Excerpts from an interface dataset:
=======

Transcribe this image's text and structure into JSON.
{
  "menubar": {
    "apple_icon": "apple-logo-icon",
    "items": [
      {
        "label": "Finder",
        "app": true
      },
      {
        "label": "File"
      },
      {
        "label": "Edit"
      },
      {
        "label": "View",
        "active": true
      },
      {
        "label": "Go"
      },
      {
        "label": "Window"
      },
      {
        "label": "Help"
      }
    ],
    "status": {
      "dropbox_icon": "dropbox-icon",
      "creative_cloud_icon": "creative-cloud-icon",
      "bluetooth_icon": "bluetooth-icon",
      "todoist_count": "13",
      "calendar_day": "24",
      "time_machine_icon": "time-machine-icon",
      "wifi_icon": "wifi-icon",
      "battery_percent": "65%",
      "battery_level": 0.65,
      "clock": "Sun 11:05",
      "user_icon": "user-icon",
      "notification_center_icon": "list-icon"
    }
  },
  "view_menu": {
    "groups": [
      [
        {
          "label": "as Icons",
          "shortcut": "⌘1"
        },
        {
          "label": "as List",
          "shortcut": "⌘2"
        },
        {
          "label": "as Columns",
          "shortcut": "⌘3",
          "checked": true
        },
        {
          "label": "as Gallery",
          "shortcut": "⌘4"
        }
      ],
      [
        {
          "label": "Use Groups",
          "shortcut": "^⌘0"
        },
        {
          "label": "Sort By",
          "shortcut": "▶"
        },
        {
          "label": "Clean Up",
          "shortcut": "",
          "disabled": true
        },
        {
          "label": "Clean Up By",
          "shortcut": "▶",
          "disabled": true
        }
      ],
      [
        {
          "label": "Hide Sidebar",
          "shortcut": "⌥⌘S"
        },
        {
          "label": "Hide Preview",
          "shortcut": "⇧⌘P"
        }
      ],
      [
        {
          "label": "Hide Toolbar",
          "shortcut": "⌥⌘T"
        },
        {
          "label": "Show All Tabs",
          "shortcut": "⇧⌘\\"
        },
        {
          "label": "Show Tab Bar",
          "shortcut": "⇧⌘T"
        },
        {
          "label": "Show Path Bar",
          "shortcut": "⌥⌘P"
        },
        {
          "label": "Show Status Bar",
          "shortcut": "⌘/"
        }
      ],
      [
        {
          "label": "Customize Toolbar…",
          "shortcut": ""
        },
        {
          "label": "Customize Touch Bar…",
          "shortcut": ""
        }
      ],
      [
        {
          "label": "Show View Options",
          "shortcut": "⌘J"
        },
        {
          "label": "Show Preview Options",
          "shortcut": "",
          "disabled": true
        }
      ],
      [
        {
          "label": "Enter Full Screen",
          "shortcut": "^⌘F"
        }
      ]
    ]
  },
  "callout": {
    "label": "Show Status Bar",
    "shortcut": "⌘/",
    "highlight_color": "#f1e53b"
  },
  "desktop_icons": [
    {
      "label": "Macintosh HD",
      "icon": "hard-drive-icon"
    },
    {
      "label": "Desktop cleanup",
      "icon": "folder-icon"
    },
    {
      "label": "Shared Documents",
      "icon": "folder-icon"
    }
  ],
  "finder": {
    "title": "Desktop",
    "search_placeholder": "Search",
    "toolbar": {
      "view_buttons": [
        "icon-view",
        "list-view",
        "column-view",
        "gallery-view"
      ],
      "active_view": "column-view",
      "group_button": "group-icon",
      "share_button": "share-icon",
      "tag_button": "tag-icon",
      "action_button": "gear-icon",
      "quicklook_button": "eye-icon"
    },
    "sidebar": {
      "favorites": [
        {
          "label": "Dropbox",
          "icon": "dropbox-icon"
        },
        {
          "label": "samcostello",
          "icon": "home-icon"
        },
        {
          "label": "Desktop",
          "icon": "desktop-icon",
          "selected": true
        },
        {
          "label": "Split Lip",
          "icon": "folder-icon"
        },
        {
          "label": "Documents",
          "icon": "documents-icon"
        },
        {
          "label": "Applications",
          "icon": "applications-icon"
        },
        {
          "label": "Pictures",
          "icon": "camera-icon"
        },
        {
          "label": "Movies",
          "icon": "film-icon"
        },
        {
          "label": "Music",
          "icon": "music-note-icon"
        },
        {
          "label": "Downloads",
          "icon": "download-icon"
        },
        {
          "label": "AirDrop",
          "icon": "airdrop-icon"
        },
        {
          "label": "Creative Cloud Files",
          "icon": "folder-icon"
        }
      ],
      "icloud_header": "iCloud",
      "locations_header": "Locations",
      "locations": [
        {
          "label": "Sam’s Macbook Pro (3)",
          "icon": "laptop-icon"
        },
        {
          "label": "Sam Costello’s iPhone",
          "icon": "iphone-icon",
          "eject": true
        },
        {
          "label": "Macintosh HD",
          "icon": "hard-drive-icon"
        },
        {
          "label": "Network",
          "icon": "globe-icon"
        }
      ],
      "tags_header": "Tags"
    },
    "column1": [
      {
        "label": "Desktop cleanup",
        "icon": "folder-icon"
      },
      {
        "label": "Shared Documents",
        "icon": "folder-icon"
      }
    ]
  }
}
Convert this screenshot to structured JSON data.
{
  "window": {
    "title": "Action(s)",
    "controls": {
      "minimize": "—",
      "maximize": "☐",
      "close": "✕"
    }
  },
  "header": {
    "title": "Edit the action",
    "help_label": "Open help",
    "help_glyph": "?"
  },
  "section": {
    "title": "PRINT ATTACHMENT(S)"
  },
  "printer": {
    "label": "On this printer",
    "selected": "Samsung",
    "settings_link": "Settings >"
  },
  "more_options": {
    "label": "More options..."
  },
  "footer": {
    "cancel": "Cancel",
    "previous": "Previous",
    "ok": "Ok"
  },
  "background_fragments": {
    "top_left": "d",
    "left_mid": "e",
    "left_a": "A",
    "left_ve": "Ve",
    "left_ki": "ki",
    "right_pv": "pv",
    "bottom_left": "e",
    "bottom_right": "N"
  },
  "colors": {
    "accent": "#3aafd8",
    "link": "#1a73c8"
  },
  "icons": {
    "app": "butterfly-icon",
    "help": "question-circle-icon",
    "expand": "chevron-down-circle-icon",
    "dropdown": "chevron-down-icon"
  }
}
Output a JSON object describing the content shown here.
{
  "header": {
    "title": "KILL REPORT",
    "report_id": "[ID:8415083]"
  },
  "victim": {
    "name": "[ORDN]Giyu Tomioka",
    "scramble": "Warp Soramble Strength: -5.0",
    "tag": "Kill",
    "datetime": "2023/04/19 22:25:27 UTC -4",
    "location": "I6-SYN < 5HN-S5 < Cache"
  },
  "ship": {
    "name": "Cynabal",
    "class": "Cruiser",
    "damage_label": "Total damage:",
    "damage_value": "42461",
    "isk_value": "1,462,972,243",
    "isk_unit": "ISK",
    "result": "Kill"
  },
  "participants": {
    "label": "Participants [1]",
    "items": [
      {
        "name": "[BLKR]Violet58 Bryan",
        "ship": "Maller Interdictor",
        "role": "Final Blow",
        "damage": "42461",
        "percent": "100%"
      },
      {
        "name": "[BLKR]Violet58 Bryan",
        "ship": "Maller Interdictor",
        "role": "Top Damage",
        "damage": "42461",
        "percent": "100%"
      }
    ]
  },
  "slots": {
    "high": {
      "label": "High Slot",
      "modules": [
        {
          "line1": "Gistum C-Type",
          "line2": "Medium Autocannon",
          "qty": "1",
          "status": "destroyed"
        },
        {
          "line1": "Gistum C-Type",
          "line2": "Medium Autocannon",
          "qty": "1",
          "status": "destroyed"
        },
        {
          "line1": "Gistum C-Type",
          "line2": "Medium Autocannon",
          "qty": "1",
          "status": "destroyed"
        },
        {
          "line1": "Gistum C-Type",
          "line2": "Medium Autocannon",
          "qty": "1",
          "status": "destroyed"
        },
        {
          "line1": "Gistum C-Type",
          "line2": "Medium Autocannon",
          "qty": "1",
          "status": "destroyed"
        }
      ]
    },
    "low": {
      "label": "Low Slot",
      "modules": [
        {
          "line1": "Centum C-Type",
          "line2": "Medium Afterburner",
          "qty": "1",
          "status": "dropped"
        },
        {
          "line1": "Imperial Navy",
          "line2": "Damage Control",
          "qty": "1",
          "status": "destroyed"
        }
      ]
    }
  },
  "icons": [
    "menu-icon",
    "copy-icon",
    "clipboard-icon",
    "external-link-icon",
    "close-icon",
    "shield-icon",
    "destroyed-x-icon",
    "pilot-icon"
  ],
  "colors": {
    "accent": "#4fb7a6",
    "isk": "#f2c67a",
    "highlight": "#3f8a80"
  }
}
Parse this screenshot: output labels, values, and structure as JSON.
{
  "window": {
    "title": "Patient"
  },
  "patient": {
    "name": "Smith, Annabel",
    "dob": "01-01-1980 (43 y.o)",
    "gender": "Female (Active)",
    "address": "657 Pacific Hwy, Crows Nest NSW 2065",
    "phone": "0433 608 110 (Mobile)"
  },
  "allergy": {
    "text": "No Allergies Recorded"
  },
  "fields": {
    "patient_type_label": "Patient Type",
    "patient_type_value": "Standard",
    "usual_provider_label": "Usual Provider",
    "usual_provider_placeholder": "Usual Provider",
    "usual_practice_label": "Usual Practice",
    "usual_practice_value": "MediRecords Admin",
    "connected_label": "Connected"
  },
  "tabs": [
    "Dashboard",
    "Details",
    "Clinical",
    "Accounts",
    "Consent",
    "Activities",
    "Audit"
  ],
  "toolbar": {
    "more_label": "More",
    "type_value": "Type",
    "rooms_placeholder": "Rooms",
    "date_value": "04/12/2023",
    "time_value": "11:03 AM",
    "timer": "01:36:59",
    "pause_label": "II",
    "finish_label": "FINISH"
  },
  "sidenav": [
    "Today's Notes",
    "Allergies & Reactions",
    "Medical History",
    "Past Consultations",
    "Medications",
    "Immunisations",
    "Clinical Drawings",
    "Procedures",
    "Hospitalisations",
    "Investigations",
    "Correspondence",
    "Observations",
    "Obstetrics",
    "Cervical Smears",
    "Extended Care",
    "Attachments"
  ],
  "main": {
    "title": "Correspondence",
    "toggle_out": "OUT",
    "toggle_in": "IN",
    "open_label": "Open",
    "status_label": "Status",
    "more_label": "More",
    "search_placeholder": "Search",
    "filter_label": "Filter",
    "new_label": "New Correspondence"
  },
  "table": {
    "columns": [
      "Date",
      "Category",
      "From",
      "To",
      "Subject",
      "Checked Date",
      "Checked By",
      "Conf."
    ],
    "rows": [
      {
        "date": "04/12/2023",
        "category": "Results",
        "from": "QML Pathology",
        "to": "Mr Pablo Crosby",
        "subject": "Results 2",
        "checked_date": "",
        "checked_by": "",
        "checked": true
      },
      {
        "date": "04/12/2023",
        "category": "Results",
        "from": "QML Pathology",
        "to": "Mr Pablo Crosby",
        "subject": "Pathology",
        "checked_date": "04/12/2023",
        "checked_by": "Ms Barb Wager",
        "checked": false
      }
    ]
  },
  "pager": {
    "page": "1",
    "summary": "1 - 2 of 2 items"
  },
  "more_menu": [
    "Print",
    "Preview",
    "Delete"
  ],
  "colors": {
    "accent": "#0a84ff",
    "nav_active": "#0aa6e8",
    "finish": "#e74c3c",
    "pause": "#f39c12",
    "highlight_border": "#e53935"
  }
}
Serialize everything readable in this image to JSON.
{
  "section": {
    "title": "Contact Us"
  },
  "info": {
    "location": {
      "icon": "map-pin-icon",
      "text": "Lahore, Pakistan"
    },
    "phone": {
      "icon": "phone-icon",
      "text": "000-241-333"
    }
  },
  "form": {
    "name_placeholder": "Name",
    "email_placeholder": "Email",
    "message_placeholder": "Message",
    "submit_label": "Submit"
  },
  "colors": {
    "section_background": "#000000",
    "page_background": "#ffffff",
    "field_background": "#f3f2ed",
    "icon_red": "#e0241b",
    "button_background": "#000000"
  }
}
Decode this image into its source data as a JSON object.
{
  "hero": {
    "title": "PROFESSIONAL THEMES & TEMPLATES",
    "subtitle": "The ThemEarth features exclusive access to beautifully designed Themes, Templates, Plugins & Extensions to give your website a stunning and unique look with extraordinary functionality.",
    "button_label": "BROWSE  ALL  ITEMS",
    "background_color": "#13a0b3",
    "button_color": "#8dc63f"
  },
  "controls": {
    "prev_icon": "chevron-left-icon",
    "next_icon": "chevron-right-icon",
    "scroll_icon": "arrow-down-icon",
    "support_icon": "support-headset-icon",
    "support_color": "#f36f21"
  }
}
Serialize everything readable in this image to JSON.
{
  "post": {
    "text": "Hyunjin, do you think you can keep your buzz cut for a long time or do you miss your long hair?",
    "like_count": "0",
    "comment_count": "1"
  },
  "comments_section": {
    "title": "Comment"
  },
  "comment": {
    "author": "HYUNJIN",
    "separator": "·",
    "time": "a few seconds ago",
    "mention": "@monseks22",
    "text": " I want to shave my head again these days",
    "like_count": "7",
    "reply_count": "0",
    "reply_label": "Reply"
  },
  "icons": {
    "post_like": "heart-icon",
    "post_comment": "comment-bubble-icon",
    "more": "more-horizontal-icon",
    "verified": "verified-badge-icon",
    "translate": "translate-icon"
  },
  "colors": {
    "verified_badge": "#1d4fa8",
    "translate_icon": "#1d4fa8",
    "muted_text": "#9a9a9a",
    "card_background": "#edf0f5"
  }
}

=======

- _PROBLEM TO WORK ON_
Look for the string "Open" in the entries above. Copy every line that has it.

- _EXPECTED ANSWER_
    "help_label": "Open help",
    "open_label": "Open",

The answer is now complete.